- Computer Forensics – this is data acquisition (recovery) for the purpose of analysing the data for a customer and providing a report to look for things such as employee malfeasance, fraud, illegal activities, employee monitoring and other such things that could be used for legal reasons, employee termination and similar reasons. Requires us to be licensed as a Private Investigator per State of Texas law.
- Data Recovery – this is also data acquisition, but for the purpose of recovering data for a customer from a failed hard drive, accidental deletion, virus/malware attack and similar computer related issues. Once the data is recovered, its is returned to the customer without analysing, expect for test files to see if they were recovered correctly.

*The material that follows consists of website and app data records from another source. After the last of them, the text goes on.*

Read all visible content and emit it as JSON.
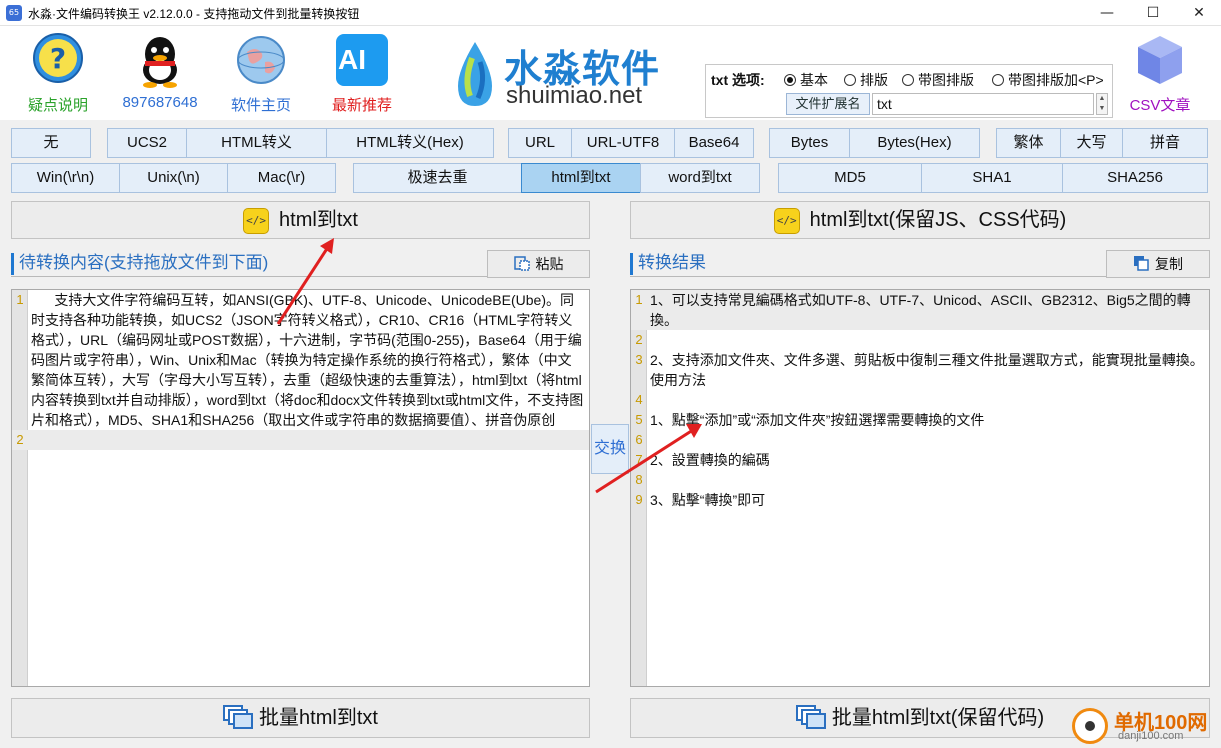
{
  "window": {
    "title": "水淼·文件编码转换王 v2.12.0.0 - 支持拖动文件到批量转换按钮",
    "app_icon_text": "65",
    "minimize": "—",
    "maximize": "☐",
    "close": "✕"
  },
  "toolbar": {
    "help_label": "疑点说明",
    "qq_label": "897687648",
    "home_label": "软件主页",
    "ai_label": "最新推荐",
    "ai_icon_text": "AI",
    "csv_label": "CSV文章"
  },
  "brand": {
    "name_cn": "水淼软件",
    "name_en": "shuimiao.net"
  },
  "txt_options": {
    "label": "txt 选项:",
    "options": [
      "基本",
      "排版",
      "带图排版",
      "带图排版加<P>"
    ],
    "selected_index": 0,
    "ext_label": "文件扩展名",
    "ext_value": "txt"
  },
  "row1": [
    "无",
    "UCS2",
    "HTML转义",
    "HTML转义(Hex)",
    "URL",
    "URL-UTF8",
    "Base64",
    "Bytes",
    "Bytes(Hex)",
    "繁体",
    "大写",
    "拼音"
  ],
  "row2": [
    "Win(\\r\\n)",
    "Unix(\\n)",
    "Mac(\\r)",
    "极速去重",
    "html到txt",
    "word到txt",
    "MD5",
    "SHA1",
    "SHA256"
  ],
  "row2_active": "html到txt",
  "left": {
    "convert_button": "html到txt",
    "panel_title": "待转换内容(支持拖放文件到下面)",
    "paste_button": "粘贴",
    "lines": [
      {
        "num": "1",
        "text": "      支持大文件字符编码互转，如ANSI(GBK)、UTF-8、Unicode、UnicodeBE(Ube)。同时支持各种功能转换，如UCS2（JSON字符转义格式），CR10、CR16（HTML字符转义格式），URL（编码网址或POST数据），十六进制，字节码(范围0-255)，Base64（用于编码图片或字符串），Win、Unix和Mac（转换为特定操作系统的换行符格式），繁体（中文繁简体互转），大写（字母大小写互转），去重（超级快速的去重算法），html到txt（将html内容转换到txt并自动排版），word到txt（将doc和docx文件转换到txt或html文件，不支持图片和格式），MD5、SHA1和SHA256（取出文件或字符串的数据摘要值）、拼音伪原创"
      },
      {
        "num": "2",
        "text": ""
      }
    ],
    "batch_button": "批量html到txt"
  },
  "swap_button": "交换",
  "right": {
    "convert_button": "html到txt(保留JS、CSS代码)",
    "panel_title": "转换结果",
    "copy_button": "复制",
    "lines": [
      {
        "num": "1",
        "text": "1、可以支持常見編碼格式如UTF-8、UTF-7、Unicod、ASCII、GB2312、Big5之間的轉換。"
      },
      {
        "num": "2",
        "text": ""
      },
      {
        "num": "3",
        "text": "2、支持添加文件夾、文件多選、剪貼板中復制三種文件批量選取方式，能實現批量轉換。 使用方法"
      },
      {
        "num": "4",
        "text": ""
      },
      {
        "num": "5",
        "text": "1、點擊“添加”或“添加文件夾”按鈕選擇需要轉換的文件"
      },
      {
        "num": "6",
        "text": ""
      },
      {
        "num": "7",
        "text": "2、設置轉換的編碼"
      },
      {
        "num": "8",
        "text": ""
      },
      {
        "num": "9",
        "text": "3、點擊“轉換”即可"
      }
    ],
    "batch_button": "批量html到txt(保留代码)"
  },
  "watermark": {
    "cn": "单机100网",
    "en": "danji100.com"
  },
  "colors": {
    "button_bg": "#e4eef9",
    "button_border": "#a9c2df",
    "active_bg": "#aad3f2",
    "panel_title": "#2a6fc0",
    "line_number": "#c89a00",
    "arrow": "#e02020"
  }
}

This does not require us to be licensed as a Private Investigator.
- One unique thing about this is that the State also says that acquiring said data listed under the Data Forensics section above can be recovered by a non-licensed person/company, if they are not analyzing the data, but providing it to the client in a form that then can be reviewed and analyzed for content by someone else.
The second opinion goes on to clarify information a little more. It states that if we offer to perform investigative services on your computer for you, that we have to be licensed as (or operated under) a Private Investigator, which CodingCREW does. If a company wants to assist you with solving a computer-related crime, you have to be licensed. The review of computer data for the purpose of investigating potential criminal or civil matters is a regulated activity under Chapter 1702 of the Texas Occupations Code, as is offering to perform such services.
So this shows that a regular computer company is not prevented from providing any computer related services anymore, as long as those services are not regulated by the State of Texas.
In 2019, CodingCREW partnered with Your Private Investigators LLC (TX # C09403101) to bring back the ability to perform computer and data forensics work for our customers. We are proud to be able to offer our clientele a wide variety of services to meet their technology needs, including services that are regulated by the State of Texas.